* [EXERCISE PROMPT] Show each line of the entries below in which the word "string" appears.

* [RECORDS]
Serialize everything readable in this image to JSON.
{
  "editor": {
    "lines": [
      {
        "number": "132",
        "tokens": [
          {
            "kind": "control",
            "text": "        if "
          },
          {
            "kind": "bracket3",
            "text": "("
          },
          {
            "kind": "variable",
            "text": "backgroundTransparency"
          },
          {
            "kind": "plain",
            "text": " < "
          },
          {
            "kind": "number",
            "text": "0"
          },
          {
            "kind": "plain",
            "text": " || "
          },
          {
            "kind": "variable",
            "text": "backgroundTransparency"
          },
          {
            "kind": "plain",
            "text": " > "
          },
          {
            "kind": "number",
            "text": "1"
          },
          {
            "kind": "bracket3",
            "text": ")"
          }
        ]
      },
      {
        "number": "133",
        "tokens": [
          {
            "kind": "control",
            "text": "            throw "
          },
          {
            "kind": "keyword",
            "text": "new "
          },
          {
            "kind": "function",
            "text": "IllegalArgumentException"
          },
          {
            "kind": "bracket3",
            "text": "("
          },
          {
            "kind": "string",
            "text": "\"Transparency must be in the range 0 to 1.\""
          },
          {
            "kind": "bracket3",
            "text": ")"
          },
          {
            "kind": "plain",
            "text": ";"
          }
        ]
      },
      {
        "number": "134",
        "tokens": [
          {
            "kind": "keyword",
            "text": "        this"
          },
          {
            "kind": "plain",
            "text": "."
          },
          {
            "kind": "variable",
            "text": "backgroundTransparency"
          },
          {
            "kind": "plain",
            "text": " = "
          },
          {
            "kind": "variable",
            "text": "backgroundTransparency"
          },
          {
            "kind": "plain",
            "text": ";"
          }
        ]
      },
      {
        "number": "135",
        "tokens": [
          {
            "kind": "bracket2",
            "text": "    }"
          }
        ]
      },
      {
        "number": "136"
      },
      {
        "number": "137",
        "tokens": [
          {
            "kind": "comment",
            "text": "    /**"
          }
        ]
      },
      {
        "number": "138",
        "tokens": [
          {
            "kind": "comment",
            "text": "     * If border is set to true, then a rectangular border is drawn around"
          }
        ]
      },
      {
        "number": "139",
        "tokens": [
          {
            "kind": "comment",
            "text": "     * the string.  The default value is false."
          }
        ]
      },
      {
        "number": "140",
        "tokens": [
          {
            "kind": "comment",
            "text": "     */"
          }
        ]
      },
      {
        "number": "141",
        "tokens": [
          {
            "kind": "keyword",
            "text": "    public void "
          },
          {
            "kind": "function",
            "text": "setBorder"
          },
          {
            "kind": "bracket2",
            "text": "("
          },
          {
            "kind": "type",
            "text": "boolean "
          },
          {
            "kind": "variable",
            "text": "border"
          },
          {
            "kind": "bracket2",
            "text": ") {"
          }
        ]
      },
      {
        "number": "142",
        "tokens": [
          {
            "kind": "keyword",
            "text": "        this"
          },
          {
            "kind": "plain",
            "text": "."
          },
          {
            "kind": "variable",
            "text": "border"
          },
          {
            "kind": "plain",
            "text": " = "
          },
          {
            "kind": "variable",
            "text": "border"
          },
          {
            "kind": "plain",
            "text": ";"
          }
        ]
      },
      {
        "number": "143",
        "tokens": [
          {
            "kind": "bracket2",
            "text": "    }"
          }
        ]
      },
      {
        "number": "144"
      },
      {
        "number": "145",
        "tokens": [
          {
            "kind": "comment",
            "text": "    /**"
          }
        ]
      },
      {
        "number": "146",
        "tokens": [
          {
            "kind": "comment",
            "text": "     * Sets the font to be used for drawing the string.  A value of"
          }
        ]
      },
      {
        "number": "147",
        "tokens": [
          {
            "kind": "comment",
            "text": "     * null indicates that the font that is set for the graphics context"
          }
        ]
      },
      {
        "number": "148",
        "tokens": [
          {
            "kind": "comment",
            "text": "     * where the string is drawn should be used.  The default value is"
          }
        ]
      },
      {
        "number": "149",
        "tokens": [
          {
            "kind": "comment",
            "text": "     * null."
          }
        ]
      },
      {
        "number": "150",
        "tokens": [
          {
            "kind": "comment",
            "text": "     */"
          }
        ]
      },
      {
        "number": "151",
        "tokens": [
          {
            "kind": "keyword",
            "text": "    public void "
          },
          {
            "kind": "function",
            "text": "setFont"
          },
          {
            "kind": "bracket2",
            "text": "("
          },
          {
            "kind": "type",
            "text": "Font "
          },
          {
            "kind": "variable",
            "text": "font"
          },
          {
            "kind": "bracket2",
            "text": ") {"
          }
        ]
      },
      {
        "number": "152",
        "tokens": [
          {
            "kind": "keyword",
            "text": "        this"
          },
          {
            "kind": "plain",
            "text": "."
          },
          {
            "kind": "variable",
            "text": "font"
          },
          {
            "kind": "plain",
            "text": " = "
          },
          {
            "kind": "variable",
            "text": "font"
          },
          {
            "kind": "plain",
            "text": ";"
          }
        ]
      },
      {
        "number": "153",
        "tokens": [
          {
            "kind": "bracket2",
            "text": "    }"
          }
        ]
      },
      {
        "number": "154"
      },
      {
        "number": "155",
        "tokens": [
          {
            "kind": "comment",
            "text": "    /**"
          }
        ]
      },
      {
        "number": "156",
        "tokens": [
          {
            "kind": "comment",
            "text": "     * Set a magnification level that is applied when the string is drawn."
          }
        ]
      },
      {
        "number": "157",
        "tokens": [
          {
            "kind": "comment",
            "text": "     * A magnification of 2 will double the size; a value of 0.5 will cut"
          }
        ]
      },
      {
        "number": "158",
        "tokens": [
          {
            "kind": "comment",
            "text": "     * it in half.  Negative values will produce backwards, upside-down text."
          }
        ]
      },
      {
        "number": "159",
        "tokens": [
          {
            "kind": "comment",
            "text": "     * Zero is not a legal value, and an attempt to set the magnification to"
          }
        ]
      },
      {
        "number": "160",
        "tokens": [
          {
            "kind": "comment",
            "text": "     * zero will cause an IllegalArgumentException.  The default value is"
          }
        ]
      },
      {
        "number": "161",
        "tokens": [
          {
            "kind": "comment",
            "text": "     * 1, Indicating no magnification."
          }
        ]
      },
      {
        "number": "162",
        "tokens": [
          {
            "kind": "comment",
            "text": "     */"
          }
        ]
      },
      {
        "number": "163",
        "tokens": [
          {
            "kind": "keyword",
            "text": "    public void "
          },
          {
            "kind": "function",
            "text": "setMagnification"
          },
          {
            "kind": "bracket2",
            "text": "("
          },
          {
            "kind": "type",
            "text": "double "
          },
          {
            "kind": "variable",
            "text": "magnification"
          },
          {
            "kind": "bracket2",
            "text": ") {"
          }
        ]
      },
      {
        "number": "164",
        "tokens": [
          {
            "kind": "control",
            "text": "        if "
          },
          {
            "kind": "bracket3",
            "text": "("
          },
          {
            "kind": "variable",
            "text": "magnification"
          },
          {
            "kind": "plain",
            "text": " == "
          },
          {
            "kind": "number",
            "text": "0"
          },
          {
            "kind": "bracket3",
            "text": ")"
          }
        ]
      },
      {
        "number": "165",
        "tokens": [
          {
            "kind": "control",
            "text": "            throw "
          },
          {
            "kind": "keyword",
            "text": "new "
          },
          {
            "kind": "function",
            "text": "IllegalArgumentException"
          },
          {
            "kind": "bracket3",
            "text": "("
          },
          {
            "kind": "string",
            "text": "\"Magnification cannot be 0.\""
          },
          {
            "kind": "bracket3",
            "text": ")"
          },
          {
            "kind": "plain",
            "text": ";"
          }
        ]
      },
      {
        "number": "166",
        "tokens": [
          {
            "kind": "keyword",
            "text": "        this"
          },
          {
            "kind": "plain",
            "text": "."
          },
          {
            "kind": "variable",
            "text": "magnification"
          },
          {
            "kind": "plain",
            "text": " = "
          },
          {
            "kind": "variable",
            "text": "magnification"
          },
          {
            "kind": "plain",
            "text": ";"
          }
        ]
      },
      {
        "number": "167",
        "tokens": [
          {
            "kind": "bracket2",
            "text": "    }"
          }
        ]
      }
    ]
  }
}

* [RESULT OF THIS EXERCISE]
            "kind": "string",
            "text": "     * the string.  The default value is false."
            "text": "     * Sets the font to be used for drawing the string.  A value of"
            "text": "     * where the string is drawn should be used.  The default value is"
            "text": "     * Set a magnification level that is applied when the string is drawn."
            "kind": "string",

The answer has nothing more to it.